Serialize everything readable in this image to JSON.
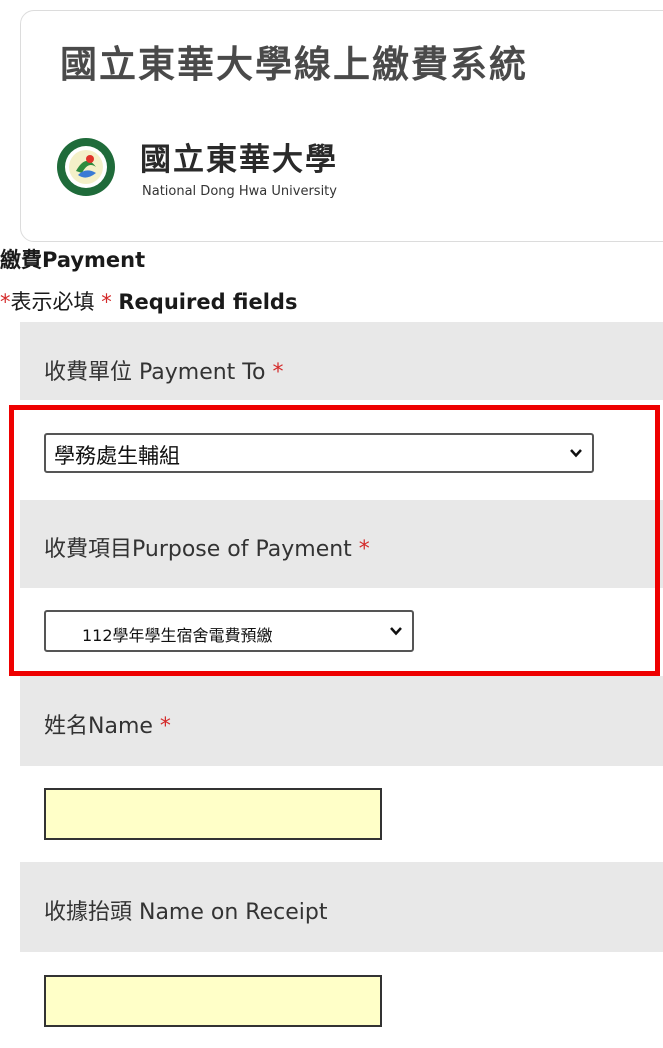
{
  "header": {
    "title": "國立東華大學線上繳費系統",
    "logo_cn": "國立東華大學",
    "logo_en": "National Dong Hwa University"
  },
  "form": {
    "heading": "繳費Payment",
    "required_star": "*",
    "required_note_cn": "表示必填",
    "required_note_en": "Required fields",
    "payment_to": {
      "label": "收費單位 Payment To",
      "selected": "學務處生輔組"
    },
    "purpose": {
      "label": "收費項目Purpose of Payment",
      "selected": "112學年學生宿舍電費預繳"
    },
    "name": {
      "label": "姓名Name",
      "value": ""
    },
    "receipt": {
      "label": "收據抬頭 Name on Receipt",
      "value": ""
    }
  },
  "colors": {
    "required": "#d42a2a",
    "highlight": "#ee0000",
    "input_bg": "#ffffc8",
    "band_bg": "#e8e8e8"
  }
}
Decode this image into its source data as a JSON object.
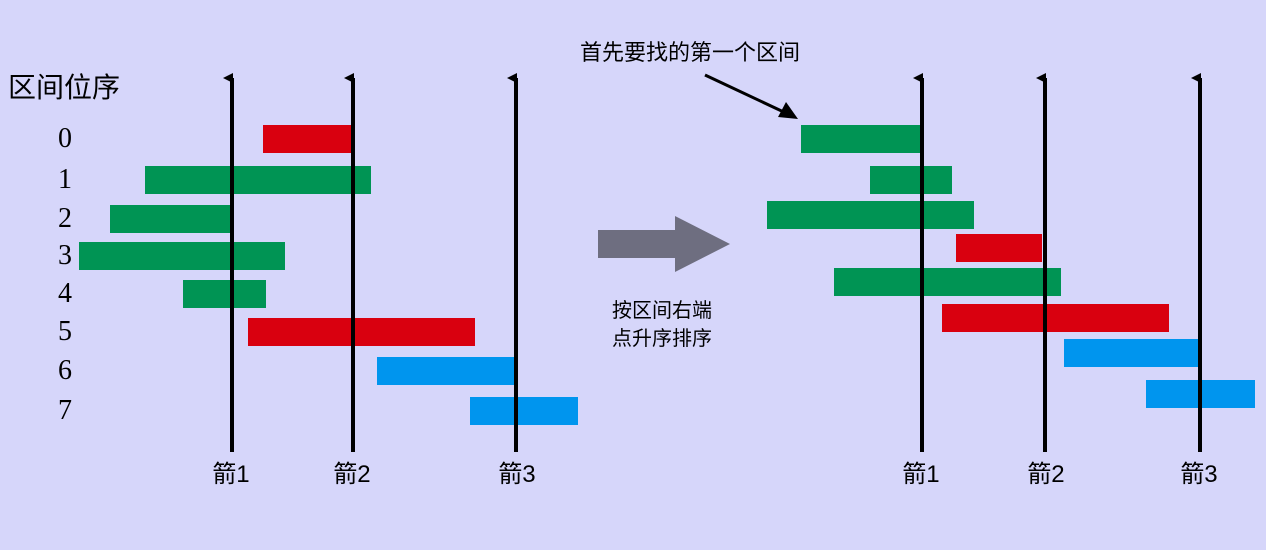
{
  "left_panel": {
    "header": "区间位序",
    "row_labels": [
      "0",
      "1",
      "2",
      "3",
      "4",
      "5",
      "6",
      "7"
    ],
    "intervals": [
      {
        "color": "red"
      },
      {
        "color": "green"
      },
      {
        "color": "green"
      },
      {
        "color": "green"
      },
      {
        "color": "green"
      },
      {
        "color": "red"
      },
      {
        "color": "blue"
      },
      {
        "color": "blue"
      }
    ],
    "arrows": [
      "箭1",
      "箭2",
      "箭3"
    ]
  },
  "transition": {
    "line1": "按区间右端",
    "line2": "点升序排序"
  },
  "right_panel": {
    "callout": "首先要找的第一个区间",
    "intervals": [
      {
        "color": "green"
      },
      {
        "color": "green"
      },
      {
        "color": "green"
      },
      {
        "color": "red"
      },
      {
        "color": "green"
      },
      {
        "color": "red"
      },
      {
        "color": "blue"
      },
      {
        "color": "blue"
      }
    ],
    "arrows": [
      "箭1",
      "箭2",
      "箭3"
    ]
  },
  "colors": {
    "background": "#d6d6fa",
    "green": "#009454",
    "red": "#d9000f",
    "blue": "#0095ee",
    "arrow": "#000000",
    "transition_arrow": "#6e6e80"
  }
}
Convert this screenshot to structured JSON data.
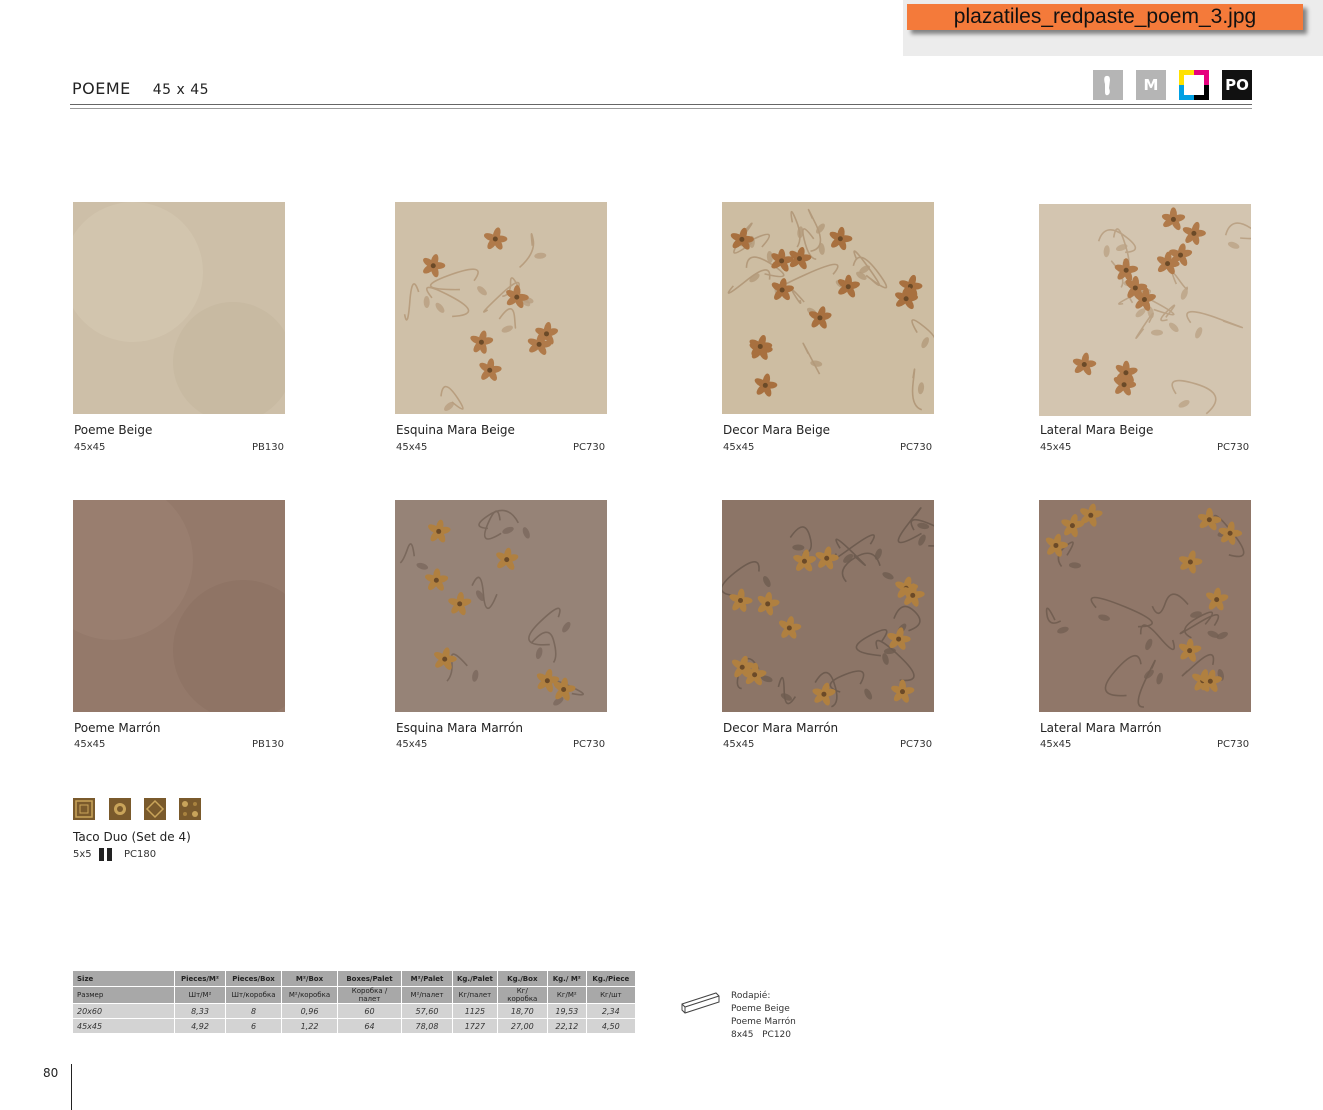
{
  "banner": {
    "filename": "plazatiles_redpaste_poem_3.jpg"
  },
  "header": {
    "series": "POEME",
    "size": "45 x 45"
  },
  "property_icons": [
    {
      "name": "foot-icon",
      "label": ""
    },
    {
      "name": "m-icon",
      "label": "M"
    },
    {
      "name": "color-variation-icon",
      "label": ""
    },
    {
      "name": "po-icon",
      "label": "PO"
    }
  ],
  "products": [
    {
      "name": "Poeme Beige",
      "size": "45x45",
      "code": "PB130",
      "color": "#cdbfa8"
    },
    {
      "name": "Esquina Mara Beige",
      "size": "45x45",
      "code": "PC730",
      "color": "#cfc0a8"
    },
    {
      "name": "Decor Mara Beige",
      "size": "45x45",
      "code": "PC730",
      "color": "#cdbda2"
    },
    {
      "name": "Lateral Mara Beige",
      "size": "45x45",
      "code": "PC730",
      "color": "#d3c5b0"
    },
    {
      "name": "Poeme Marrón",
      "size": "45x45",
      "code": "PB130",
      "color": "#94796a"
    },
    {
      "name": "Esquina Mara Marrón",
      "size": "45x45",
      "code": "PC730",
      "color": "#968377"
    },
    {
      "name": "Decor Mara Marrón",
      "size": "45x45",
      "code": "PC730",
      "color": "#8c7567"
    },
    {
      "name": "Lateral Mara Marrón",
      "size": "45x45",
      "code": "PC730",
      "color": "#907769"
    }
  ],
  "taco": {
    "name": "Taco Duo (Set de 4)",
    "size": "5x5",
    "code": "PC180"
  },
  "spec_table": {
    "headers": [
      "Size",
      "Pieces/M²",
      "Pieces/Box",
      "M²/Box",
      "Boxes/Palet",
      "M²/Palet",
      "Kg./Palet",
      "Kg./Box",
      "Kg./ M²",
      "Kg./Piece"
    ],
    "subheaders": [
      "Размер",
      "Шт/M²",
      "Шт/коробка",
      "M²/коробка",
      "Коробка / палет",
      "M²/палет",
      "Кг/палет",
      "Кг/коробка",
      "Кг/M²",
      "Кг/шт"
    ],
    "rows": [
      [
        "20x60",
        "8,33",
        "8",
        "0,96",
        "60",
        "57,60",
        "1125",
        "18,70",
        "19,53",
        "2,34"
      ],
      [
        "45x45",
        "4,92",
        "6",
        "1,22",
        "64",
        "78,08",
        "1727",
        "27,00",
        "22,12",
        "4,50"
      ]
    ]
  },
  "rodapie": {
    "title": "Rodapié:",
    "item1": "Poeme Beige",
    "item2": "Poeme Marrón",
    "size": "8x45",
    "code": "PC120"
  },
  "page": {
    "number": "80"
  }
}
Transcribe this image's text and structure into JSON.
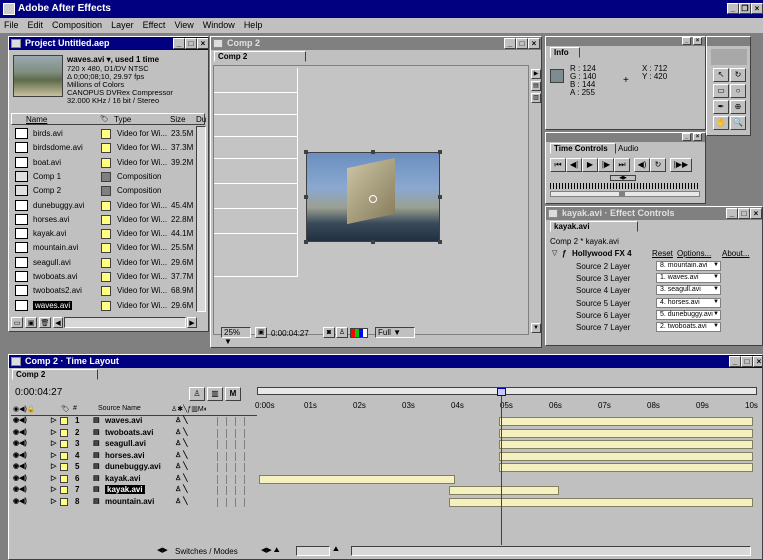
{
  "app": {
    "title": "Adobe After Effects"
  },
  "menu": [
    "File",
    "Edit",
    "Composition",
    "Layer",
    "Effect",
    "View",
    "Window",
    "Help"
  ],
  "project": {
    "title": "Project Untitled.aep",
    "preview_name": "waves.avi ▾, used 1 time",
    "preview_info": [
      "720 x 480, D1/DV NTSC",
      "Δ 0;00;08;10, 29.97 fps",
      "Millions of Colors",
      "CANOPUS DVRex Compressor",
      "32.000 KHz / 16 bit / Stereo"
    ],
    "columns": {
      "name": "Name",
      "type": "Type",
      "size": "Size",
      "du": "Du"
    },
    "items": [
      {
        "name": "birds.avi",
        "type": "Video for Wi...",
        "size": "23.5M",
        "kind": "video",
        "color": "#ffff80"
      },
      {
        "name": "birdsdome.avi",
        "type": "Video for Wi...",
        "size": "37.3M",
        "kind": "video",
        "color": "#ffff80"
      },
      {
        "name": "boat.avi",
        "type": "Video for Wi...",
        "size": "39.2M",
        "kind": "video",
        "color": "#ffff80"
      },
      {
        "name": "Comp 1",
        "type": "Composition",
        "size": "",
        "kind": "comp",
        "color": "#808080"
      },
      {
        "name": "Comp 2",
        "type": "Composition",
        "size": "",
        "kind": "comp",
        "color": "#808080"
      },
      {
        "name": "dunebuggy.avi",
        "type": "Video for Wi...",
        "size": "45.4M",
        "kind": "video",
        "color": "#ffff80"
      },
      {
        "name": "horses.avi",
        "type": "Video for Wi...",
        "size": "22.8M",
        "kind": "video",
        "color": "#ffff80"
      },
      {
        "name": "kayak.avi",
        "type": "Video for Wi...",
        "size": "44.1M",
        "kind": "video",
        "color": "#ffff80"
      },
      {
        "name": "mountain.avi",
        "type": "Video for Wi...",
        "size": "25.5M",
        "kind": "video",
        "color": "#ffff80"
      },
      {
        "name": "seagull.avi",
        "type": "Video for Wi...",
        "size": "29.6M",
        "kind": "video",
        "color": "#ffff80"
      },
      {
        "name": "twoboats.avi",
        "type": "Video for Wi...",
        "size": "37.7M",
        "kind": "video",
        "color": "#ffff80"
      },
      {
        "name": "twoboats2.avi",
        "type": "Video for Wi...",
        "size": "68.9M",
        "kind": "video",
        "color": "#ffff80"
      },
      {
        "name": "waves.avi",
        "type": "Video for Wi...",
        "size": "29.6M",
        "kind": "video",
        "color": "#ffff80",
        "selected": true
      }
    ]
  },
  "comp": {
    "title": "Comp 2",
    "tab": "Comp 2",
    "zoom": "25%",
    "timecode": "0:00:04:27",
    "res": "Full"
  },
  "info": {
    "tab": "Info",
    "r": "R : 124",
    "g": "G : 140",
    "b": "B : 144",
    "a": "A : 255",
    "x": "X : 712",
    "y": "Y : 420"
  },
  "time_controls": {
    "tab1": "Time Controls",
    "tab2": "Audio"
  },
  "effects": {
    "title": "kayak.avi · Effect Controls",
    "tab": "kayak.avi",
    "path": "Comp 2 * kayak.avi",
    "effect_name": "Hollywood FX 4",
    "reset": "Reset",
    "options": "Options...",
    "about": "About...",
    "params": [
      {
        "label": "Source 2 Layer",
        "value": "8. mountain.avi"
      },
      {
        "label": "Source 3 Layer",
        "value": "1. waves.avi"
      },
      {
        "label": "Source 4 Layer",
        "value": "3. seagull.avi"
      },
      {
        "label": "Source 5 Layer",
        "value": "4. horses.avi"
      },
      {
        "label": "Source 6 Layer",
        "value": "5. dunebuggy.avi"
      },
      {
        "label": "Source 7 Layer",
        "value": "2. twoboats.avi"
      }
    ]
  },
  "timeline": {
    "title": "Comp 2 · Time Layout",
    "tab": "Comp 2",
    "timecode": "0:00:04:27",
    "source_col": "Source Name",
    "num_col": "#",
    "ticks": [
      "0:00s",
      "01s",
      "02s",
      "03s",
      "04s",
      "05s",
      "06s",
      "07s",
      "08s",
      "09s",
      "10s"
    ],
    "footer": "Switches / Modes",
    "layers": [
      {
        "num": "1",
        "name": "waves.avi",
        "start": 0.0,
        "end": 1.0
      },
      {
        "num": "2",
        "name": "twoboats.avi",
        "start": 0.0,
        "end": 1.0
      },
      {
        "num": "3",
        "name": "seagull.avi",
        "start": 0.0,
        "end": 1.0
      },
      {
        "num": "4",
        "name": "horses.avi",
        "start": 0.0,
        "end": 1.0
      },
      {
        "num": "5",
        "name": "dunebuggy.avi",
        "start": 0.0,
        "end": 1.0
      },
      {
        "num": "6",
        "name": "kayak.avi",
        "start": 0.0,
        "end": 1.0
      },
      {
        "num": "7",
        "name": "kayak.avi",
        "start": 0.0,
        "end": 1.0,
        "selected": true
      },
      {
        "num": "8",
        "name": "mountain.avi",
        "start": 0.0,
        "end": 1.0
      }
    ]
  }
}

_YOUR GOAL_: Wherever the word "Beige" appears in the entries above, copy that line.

_WRITTEN ANSWER_:
      "name": "Poeme Beige",
      "name": "Esquina Mara Beige",
      "name": "Decor Mara Beige",
      "name": "Lateral Mara Beige",
    "item1": "Poeme Beige",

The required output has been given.